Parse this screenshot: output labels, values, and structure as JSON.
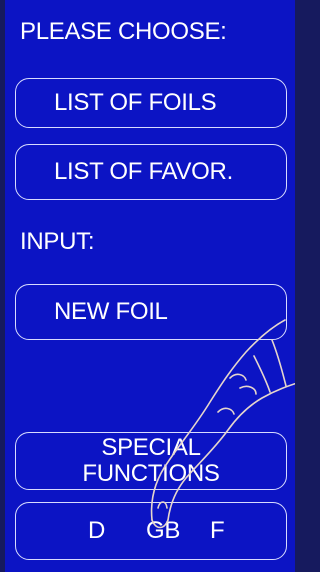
{
  "labels": {
    "please_choose": "PLEASE CHOOSE:",
    "input": "INPUT:"
  },
  "buttons": {
    "list_of_foils": "LIST OF FOILS",
    "list_of_favor": "LIST OF FAVOR.",
    "new_foil": "NEW FOIL",
    "special_line1": "SPECIAL",
    "special_line2": "FUNCTIONS"
  },
  "languages": [
    "D",
    "GB",
    "F"
  ],
  "colors": {
    "screen_bg": "#0c14c4",
    "frame_bg": "#161a5e",
    "text": "#ffffff",
    "border": "#d8dcff"
  },
  "decorations": {
    "pointer": "pointing-hand-icon"
  }
}
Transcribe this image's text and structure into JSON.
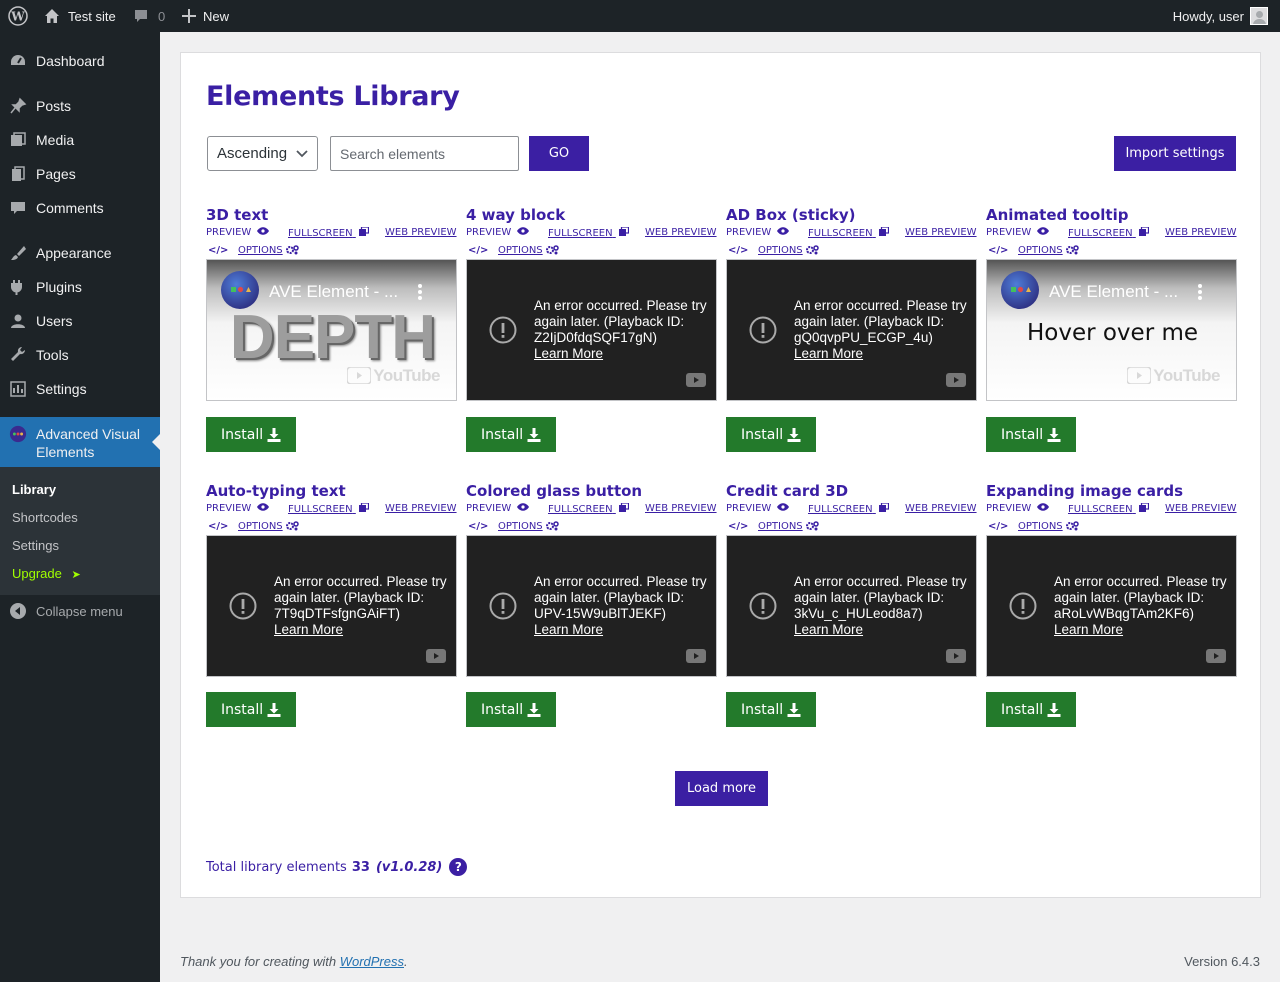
{
  "adminbar": {
    "site_name": "Test site",
    "comments_count": "0",
    "new_label": "New",
    "greeting": "Howdy, user"
  },
  "sidebar": {
    "items": [
      {
        "label": "Dashboard",
        "icon": "dashboard-icon"
      },
      {
        "label": "Posts",
        "icon": "pin-icon"
      },
      {
        "label": "Media",
        "icon": "media-icon"
      },
      {
        "label": "Pages",
        "icon": "pages-icon"
      },
      {
        "label": "Comments",
        "icon": "comment-icon"
      },
      {
        "label": "Appearance",
        "icon": "brush-icon"
      },
      {
        "label": "Plugins",
        "icon": "plugin-icon"
      },
      {
        "label": "Users",
        "icon": "user-icon"
      },
      {
        "label": "Tools",
        "icon": "wrench-icon"
      },
      {
        "label": "Settings",
        "icon": "settings-icon"
      }
    ],
    "active_item": "Advanced Visual Elements",
    "submenu": [
      "Library",
      "Shortcodes",
      "Settings",
      "Upgrade"
    ],
    "upgrade_arrow": "➤",
    "collapse_label": "Collapse menu",
    "upgrade_color": "#a1ff00"
  },
  "page": {
    "title": "Elements Library",
    "sort_value": "Ascending",
    "search_placeholder": "Search elements",
    "go_label": "GO",
    "import_label": "Import settings",
    "load_more_label": "Load more",
    "total_label": "Total library elements",
    "total_count": "33",
    "version": "(v1.0.28)",
    "help_label": "?",
    "accent_color": "#3b1fa3",
    "install_color": "#237a2b"
  },
  "card_labels": {
    "preview": "PREVIEW",
    "fullscreen": "FULLSCREEN",
    "web_preview": "WEB PREVIEW",
    "options": "OPTIONS",
    "install": "Install",
    "code_icon": "</>"
  },
  "cards": [
    {
      "title": "3D text",
      "video": "thumb",
      "thumb_title": "AVE Element - ...",
      "thumb_text": "DEPTH",
      "yt_logo": "YouTube"
    },
    {
      "title": "4 way block",
      "video": "error",
      "error": "An error occurred. Please try again later. (Playback ID: Z2IjD0fdqSQF17gN)",
      "learn_more": "Learn More"
    },
    {
      "title": "AD Box (sticky)",
      "video": "error",
      "error": "An error occurred. Please try again later. (Playback ID: gQ0qvpPU_ECGP_4u)",
      "learn_more": "Learn More"
    },
    {
      "title": "Animated tooltip",
      "video": "thumb",
      "thumb_title": "AVE Element - ...",
      "thumb_text": "Hover over me",
      "yt_logo": "YouTube"
    },
    {
      "title": "Auto-typing text",
      "video": "error",
      "error": "An error occurred. Please try again later. (Playback ID: 7T9qDTFsfgnGAiFT)",
      "learn_more": "Learn More"
    },
    {
      "title": "Colored glass button",
      "video": "error",
      "error": "An error occurred. Please try again later. (Playback ID: UPV-15W9uBlTJEKF)",
      "learn_more": "Learn More"
    },
    {
      "title": "Credit card 3D",
      "video": "error",
      "error": "An error occurred. Please try again later. (Playback ID: 3kVu_c_HULeod8a7)",
      "learn_more": "Learn More"
    },
    {
      "title": "Expanding image cards",
      "video": "error",
      "error": "An error occurred. Please try again later. (Playback ID: aRoLvWBqgTAm2KF6)",
      "learn_more": "Learn More"
    }
  ],
  "footer": {
    "thanks_prefix": "Thank you for creating with",
    "wordpress_link": "WordPress",
    "thanks_suffix": ".",
    "version": "Version 6.4.3"
  }
}
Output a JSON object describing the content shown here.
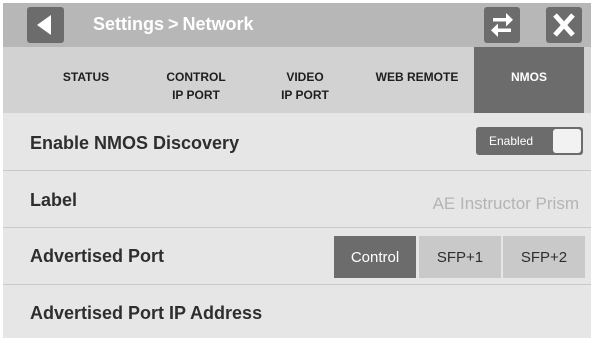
{
  "header": {
    "title_parent": "Settings",
    "title_separator": ">",
    "title_current": "Network",
    "back_icon": "back-arrow-icon",
    "swap_icon": "swap-arrows-icon",
    "close_icon": "close-icon"
  },
  "tabs": [
    {
      "line1": "STATUS",
      "line2": ""
    },
    {
      "line1": "CONTROL",
      "line2": "IP PORT"
    },
    {
      "line1": "VIDEO",
      "line2": "IP PORT"
    },
    {
      "line1": "WEB REMOTE",
      "line2": ""
    },
    {
      "line1": "NMOS",
      "line2": "",
      "active": true
    }
  ],
  "settings": {
    "discovery": {
      "label": "Enable NMOS Discovery",
      "toggle_text": "Enabled",
      "enabled": true
    },
    "label_row": {
      "label": "Label",
      "value": "AE Instructor Prism"
    },
    "advertised_port": {
      "label": "Advertised Port",
      "options": [
        "Control",
        "SFP+1",
        "SFP+2"
      ],
      "selected": "Control"
    },
    "advertised_ip": {
      "label": "Advertised Port IP Address"
    }
  },
  "colors": {
    "header_bg": "#b7b7b7",
    "button_dark": "#6c6c6c",
    "tab_bar": "#d2d2d2",
    "content_bg": "#e6e6e6"
  }
}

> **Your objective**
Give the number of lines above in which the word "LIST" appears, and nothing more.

> **Task solution**
2